We recommend having a discussion with your provider to dial in the dose you need. There are many ongoing studies to help medical professionals understand, recommend, and treat patients with appropriate dosages of Vitamin D3. There is still a wide debate on where proper levels should be maintained; currently < 12ng/mL is deficient and > 100ng/mL is toxic, however, a recent study showed that despite the increase in supplementation in the US, toxicity is very rare. Recent literature suggests that maintaining a vitamin D3 level of at least 40mg/mL can significantly reduce the risk of breast, colon, kidney, and ovarian cancer, type 1 diabetes, and bone fractures.
Generally speaking, in the Flathead Valley, many patients take anywhere from 1000 IU to 5000 IU daily. Vitamin D3, as mentioned, is fat-soluble and can hang around in the body for three days or longer. Therefore, we recommend discussing your individual situation with your provider to determine your specific dose and how to properly monitor to avoid any side effects.
Checking your vitamin D3 level is very inexpensive and can be done with an order from your provider, or in some cases may be done at select labs without a provider order. A good rule of thumb is for every 10mg/mL you would like to raise your vitamin D3 level, 1000 IU of vitamin D3 supplementation should be added. When a person decides to supplement with Vitamin D3, it is best to “test” and not “guess” to avoid any complications and determine if the supplementation is working.
- Holick MF, Chen TC. Vitamin D deficiency: a worldwide problem with health consequences. Am J Clin Nutr. 2008 Apr;87(4):1080S-6S. Vitamin D deficiency: a worldwide problem with health consequences.
- Daniel Sowah, Xiangning Fan, Liz Dennett, Reidar Hagtvedt, and Sebastian Straube. Vitamin D levels and deficiency with different occupations: a systematic review. BMC Public Health. 2017; 17: 519. Published online 2017 Jun 22.
- Adams JS, Hewison M. J. Update in vitamin D. Clin Endocrinol Metab. 2010 Feb;95(2):471-8. doi: 10.1210/jc.2009-1773.
- Issa CM, Zantout MS, Azar ST. Vitamin D replacement and type 2 diabetes mellitus. Curr Diabetes Rev. 2015;11(1):7-16.

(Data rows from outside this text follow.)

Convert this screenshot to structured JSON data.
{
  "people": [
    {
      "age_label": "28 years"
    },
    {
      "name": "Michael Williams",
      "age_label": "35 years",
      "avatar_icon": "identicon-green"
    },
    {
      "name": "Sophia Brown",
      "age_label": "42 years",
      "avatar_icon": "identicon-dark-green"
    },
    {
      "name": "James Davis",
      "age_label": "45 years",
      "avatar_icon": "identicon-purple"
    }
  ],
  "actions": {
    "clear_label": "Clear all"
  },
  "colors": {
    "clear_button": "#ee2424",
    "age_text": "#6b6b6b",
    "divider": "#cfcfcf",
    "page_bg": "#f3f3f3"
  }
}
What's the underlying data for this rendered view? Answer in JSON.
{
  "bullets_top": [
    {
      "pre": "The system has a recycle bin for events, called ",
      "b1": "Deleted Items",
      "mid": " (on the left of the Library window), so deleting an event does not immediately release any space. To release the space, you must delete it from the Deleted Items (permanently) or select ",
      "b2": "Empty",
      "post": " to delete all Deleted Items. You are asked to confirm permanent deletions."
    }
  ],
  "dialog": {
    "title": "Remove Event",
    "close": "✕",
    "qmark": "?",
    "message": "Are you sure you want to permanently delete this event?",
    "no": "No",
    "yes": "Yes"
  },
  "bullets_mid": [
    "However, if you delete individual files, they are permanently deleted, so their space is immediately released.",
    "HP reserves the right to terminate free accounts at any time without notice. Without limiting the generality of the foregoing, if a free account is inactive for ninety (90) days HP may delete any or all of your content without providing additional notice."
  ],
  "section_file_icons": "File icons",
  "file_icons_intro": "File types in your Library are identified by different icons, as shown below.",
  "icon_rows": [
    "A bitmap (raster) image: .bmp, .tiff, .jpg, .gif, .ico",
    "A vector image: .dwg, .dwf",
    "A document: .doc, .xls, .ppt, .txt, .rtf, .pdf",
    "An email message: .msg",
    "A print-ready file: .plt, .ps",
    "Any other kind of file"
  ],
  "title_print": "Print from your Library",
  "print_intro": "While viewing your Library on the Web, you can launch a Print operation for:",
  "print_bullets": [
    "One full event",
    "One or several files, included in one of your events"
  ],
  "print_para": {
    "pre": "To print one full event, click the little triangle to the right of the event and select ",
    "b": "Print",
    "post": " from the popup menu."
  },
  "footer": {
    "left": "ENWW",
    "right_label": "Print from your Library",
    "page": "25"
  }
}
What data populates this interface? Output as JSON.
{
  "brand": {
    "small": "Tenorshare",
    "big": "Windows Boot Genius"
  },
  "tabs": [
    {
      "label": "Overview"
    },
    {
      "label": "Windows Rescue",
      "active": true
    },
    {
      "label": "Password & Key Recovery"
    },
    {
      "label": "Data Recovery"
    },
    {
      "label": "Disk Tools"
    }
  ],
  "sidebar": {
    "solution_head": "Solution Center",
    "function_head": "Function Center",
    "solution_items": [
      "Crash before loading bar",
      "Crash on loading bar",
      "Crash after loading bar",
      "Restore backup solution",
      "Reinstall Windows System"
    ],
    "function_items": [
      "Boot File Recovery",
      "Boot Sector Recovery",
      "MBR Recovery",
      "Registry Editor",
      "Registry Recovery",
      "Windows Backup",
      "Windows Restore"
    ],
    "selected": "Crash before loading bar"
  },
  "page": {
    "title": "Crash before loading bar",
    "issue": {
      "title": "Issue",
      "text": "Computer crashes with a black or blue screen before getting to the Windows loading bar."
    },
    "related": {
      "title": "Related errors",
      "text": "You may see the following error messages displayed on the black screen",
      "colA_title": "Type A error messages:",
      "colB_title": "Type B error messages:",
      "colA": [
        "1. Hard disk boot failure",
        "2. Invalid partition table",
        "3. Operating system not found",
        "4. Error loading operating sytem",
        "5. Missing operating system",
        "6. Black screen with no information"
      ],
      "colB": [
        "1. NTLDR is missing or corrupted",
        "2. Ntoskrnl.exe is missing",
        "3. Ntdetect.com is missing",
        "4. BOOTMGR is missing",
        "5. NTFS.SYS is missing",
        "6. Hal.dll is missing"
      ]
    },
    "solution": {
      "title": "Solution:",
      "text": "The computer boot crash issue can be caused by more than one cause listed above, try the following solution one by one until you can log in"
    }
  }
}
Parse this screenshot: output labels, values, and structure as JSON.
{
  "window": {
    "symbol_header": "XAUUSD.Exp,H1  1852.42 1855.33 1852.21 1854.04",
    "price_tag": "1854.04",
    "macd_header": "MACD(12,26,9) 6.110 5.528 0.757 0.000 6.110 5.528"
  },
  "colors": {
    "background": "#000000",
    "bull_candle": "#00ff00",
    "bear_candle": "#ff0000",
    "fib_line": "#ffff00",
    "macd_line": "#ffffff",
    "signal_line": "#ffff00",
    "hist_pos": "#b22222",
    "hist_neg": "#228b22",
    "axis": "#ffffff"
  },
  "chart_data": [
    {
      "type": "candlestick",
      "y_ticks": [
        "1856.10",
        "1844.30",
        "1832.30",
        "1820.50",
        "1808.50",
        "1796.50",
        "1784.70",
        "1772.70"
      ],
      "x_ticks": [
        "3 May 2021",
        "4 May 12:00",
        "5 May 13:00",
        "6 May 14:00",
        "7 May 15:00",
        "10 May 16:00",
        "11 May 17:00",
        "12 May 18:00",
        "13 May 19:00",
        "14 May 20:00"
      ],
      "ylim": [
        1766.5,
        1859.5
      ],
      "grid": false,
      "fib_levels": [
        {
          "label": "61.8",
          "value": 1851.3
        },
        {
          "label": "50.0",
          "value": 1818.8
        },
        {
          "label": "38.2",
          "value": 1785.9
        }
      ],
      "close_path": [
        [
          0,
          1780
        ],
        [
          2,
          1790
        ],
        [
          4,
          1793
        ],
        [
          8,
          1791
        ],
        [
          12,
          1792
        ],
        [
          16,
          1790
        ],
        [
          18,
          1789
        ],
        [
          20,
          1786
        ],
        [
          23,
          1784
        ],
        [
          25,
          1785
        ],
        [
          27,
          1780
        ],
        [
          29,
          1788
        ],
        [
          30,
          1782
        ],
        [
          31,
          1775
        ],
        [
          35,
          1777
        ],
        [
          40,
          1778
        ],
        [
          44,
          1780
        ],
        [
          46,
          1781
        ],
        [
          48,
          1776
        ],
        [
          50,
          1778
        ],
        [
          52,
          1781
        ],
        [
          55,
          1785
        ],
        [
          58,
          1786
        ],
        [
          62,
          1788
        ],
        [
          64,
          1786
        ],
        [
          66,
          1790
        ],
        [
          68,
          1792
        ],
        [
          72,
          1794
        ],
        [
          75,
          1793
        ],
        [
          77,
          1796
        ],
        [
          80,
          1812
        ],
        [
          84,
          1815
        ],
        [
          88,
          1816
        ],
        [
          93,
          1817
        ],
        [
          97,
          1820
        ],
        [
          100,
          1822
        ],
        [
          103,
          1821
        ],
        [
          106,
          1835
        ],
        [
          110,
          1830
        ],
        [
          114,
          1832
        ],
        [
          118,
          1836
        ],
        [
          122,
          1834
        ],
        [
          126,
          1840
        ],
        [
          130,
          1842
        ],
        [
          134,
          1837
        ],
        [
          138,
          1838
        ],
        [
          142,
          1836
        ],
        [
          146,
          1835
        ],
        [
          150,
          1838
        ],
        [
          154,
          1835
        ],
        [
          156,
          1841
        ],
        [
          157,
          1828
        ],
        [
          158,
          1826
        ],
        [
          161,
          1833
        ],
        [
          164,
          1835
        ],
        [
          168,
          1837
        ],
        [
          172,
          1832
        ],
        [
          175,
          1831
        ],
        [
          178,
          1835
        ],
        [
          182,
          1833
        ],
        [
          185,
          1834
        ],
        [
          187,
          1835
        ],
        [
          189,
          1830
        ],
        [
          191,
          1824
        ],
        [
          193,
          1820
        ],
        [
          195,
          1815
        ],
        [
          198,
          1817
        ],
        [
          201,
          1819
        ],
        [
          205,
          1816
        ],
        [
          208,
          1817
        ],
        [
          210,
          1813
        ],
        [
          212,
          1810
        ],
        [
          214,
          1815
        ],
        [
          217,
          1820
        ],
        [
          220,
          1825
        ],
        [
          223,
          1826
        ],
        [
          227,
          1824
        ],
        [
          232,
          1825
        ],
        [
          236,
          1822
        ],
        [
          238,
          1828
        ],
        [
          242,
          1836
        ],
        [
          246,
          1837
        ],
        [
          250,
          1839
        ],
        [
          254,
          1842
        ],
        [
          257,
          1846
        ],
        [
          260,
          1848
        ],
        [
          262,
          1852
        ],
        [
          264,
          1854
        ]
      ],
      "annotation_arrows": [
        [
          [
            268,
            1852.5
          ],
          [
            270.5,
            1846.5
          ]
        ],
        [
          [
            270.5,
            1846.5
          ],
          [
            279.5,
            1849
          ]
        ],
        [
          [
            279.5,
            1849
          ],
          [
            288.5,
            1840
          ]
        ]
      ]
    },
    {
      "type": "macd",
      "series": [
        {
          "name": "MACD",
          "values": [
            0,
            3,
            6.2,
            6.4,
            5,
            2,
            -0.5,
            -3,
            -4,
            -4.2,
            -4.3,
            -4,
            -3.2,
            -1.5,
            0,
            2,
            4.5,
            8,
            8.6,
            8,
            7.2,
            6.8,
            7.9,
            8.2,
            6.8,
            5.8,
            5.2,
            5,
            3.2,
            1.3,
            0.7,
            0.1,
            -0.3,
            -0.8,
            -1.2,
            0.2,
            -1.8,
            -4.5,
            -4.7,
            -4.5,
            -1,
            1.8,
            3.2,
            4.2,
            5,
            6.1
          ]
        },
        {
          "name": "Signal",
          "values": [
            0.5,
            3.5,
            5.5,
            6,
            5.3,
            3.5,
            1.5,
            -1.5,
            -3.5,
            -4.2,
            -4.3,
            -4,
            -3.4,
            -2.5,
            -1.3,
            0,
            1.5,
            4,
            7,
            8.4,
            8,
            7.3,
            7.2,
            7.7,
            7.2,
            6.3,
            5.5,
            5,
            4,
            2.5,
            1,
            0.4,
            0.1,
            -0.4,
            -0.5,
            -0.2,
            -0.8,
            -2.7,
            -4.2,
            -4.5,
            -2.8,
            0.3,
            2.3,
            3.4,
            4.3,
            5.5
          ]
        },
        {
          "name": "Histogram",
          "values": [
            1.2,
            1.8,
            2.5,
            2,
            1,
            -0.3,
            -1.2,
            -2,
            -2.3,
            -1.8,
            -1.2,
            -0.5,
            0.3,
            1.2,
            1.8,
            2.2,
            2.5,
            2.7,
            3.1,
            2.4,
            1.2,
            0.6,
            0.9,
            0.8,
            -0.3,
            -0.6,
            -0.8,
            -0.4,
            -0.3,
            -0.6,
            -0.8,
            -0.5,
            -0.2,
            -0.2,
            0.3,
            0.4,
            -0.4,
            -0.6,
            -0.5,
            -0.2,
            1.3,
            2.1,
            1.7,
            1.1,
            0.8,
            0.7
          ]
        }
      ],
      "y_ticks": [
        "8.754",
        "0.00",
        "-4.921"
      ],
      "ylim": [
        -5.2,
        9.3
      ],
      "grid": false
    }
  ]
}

- MayoClinic. Vitamin D toxicity rare in people who take supplements, researchers report. Mayo Clinic and ScienceDaily. www.sciencedaily.com/releases/2015/04/150430134852.htm. Published April 30, 2015. Accessed February 10, 2020.